§ **Directions for this task**:
Your response should consist of the records, reproduced exactly.

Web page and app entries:
________________________

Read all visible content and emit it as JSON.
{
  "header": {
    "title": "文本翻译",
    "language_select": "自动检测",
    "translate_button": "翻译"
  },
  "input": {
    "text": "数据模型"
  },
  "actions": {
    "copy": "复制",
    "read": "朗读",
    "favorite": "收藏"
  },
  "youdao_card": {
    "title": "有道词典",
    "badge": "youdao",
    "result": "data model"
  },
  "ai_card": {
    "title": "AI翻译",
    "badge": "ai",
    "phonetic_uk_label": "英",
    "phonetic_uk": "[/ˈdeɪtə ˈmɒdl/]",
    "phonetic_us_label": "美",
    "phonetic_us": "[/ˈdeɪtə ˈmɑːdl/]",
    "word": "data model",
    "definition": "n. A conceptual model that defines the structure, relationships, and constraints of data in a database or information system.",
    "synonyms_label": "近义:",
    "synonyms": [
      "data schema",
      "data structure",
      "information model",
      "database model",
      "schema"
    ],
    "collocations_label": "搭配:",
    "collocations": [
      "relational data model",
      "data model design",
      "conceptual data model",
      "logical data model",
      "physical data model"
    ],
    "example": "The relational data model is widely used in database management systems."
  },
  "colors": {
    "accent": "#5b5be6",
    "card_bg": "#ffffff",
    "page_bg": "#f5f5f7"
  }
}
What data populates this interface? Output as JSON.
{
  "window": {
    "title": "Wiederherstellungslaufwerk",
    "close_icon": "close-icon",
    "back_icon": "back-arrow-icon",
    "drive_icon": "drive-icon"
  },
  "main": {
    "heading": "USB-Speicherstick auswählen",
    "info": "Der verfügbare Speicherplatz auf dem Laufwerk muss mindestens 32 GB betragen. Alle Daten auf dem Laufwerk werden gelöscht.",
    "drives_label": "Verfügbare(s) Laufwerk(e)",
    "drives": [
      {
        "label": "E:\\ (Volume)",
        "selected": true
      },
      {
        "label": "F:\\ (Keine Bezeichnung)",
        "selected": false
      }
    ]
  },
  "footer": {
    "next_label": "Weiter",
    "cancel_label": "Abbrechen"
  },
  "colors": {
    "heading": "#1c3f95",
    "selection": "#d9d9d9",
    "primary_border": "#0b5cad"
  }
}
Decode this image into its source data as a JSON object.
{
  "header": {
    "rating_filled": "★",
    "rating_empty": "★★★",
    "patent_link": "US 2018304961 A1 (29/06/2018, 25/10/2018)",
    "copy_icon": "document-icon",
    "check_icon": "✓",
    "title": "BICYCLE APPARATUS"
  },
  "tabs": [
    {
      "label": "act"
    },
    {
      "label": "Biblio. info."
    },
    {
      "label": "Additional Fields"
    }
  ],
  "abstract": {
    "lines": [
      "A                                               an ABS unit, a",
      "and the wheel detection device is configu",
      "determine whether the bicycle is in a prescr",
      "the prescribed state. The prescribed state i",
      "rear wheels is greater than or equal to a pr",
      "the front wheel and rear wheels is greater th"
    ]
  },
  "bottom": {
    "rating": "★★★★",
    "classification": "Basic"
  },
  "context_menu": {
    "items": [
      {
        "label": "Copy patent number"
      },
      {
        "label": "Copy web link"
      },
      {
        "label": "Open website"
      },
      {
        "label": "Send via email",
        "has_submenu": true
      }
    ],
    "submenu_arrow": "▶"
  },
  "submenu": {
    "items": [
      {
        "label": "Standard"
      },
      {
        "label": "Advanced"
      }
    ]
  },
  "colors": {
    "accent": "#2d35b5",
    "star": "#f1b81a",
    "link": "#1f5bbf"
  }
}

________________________

§ **Solution**:
Read all visible content and emit it as JSON.
{
  "header": {
    "title": "文本翻译",
    "language_select": "自动检测",
    "translate_button": "翻译"
  },
  "input": {
    "text": "数据模型"
  },
  "actions": {
    "copy": "复制",
    "read": "朗读",
    "favorite": "收藏"
  },
  "youdao_card": {
    "title": "有道词典",
    "badge": "youdao",
    "result": "data model"
  },
  "ai_card": {
    "title": "AI翻译",
    "badge": "ai",
    "phonetic_uk_label": "英",
    "phonetic_uk": "[/ˈdeɪtə ˈmɒdl/]",
    "phonetic_us_label": "美",
    "phonetic_us": "[/ˈdeɪtə ˈmɑːdl/]",
    "word": "data model",
    "definition": "n. A conceptual model that defines the structure, relationships, and constraints of data in a database or information system.",
    "synonyms_label": "近义:",
    "synonyms": [
      "data schema",
      "data structure",
      "information model",
      "database model",
      "schema"
    ],
    "collocations_label": "搭配:",
    "collocations": [
      "relational data model",
      "data model design",
      "conceptual data model",
      "logical data model",
      "physical data model"
    ],
    "example": "The relational data model is widely used in database management systems."
  },
  "colors": {
    "accent": "#5b5be6",
    "card_bg": "#ffffff",
    "page_bg": "#f5f5f7"
  }
}
What data populates this interface? Output as JSON.
{
  "window": {
    "title": "Wiederherstellungslaufwerk",
    "close_icon": "close-icon",
    "back_icon": "back-arrow-icon",
    "drive_icon": "drive-icon"
  },
  "main": {
    "heading": "USB-Speicherstick auswählen",
    "info": "Der verfügbare Speicherplatz auf dem Laufwerk muss mindestens 32 GB betragen. Alle Daten auf dem Laufwerk werden gelöscht.",
    "drives_label": "Verfügbare(s) Laufwerk(e)",
    "drives": [
      {
        "label": "E:\\ (Volume)",
        "selected": true
      },
      {
        "label": "F:\\ (Keine Bezeichnung)",
        "selected": false
      }
    ]
  },
  "footer": {
    "next_label": "Weiter",
    "cancel_label": "Abbrechen"
  },
  "colors": {
    "heading": "#1c3f95",
    "selection": "#d9d9d9",
    "primary_border": "#0b5cad"
  }
}
Decode this image into its source data as a JSON object.
{
  "header": {
    "rating_filled": "★",
    "rating_empty": "★★★",
    "patent_link": "US 2018304961 A1 (29/06/2018, 25/10/2018)",
    "copy_icon": "document-icon",
    "check_icon": "✓",
    "title": "BICYCLE APPARATUS"
  },
  "tabs": [
    {
      "label": "act"
    },
    {
      "label": "Biblio. info."
    },
    {
      "label": "Additional Fields"
    }
  ],
  "abstract": {
    "lines": [
      "A                                               an ABS unit, a",
      "and the wheel detection device is configu",
      "determine whether the bicycle is in a prescr",
      "the prescribed state. The prescribed state i",
      "rear wheels is greater than or equal to a pr",
      "the front wheel and rear wheels is greater th"
    ]
  },
  "bottom": {
    "rating": "★★★★",
    "classification": "Basic"
  },
  "context_menu": {
    "items": [
      {
        "label": "Copy patent number"
      },
      {
        "label": "Copy web link"
      },
      {
        "label": "Open website"
      },
      {
        "label": "Send via email",
        "has_submenu": true
      }
    ],
    "submenu_arrow": "▶"
  },
  "submenu": {
    "items": [
      {
        "label": "Standard"
      },
      {
        "label": "Advanced"
      }
    ]
  },
  "colors": {
    "accent": "#2d35b5",
    "star": "#f1b81a",
    "link": "#1f5bbf"
  }
}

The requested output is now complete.